Different operating systems have different kernels. For Linux users, this means using operating systems built upon the Linux kernel.
What the question author is referring to is No luck. It says in the bios there may be problems using advanced mode without a driver. Unfortunately, basic mode works terrible in windows! For completeness, in addition to @Bucic's steps -- (4) accept the new grub boot loader (1st option). In case you would like to see exactly what changes, do a comparison to check, but it'll probably just rewrite your Grub conf file with the new kernel info you want.

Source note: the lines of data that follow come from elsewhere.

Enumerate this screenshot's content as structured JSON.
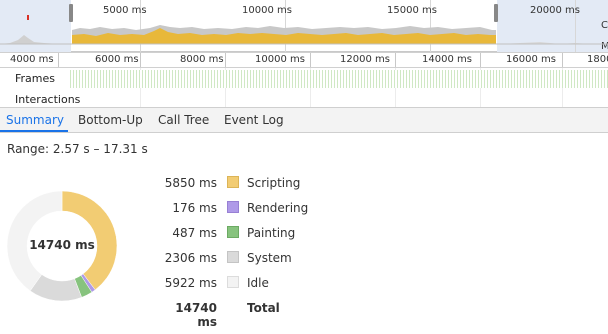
{
  "overview": {
    "tick_labels": [
      "5000 ms",
      "10000 ms",
      "15000 ms",
      "20000 ms"
    ],
    "edge_glyphs": [
      "C",
      "M"
    ]
  },
  "ruler": {
    "tick_labels": [
      "4000 ms",
      "6000 ms",
      "8000 ms",
      "10000 ms",
      "12000 ms",
      "14000 ms",
      "16000 ms",
      "1800"
    ]
  },
  "tracks": {
    "frames": "Frames",
    "interactions": "Interactions"
  },
  "tabs": [
    {
      "label": "Summary",
      "active": true
    },
    {
      "label": "Bottom-Up",
      "active": false
    },
    {
      "label": "Call Tree",
      "active": false
    },
    {
      "label": "Event Log",
      "active": false
    }
  ],
  "summary": {
    "range": "Range: 2.57 s – 17.31 s",
    "donut_center": "14740 ms",
    "categories": [
      {
        "value": "5850 ms",
        "label": "Scripting",
        "ms": 5850,
        "color": "#f2cc73",
        "border": "#dcb457"
      },
      {
        "value": "176 ms",
        "label": "Rendering",
        "ms": 176,
        "color": "#af9ae8",
        "border": "#9880d4"
      },
      {
        "value": "487 ms",
        "label": "Painting",
        "ms": 487,
        "color": "#87c37e",
        "border": "#6caa63"
      },
      {
        "value": "2306 ms",
        "label": "System",
        "ms": 2306,
        "color": "#dadada",
        "border": "#c4c4c4"
      },
      {
        "value": "5922 ms",
        "label": "Idle",
        "ms": 5922,
        "color": "#f3f3f3",
        "border": "#dcdcdc"
      }
    ],
    "total": {
      "value": "14740 ms",
      "label": "Total"
    }
  }
}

Additionally, this is the much safer route, which will also upgrade your Linux version: This entry should be changed so it also instructs the user to install the linux-image-extra package because without it some things might not work - like an USB keyboard you use for entering the password to decrypt your disk.mkdir kernel\ v3.3.1-precise && cd kernel\ v3.3.1-precise wget dpkg -i linux-*sudo update-grub sudo reboot now mkdir kernel\ v3.3.1-precise && cd kernel\ v3.3.1-precise wget dpkg -i linux-*sudo update-grub sudo reboot now sudo apt-get update sudo apt-get install python-bs4 cd /tmp rm -rf medigeek-kmp* wget https://github.com/medigeek/kmp-downloader/tarball/master -O gz tar xzf gz cd medigeek-* python -d I was just thinking of this type of tool since I crashed because apt did not install dependencies for me.
I was coming from the 64-bit Utopic lowlatency kernel (3.16.0-31) in the standard repo. You would think that apt was all about dependencies. A script can be updated for the latest release or search for one and let the user choose.
It is necessary to make and install a new kernel from the new sources and then reboot the system to actually run the new kernel.
Making a new kernel from the new sources is basically the same process as making a kernel when installing the system.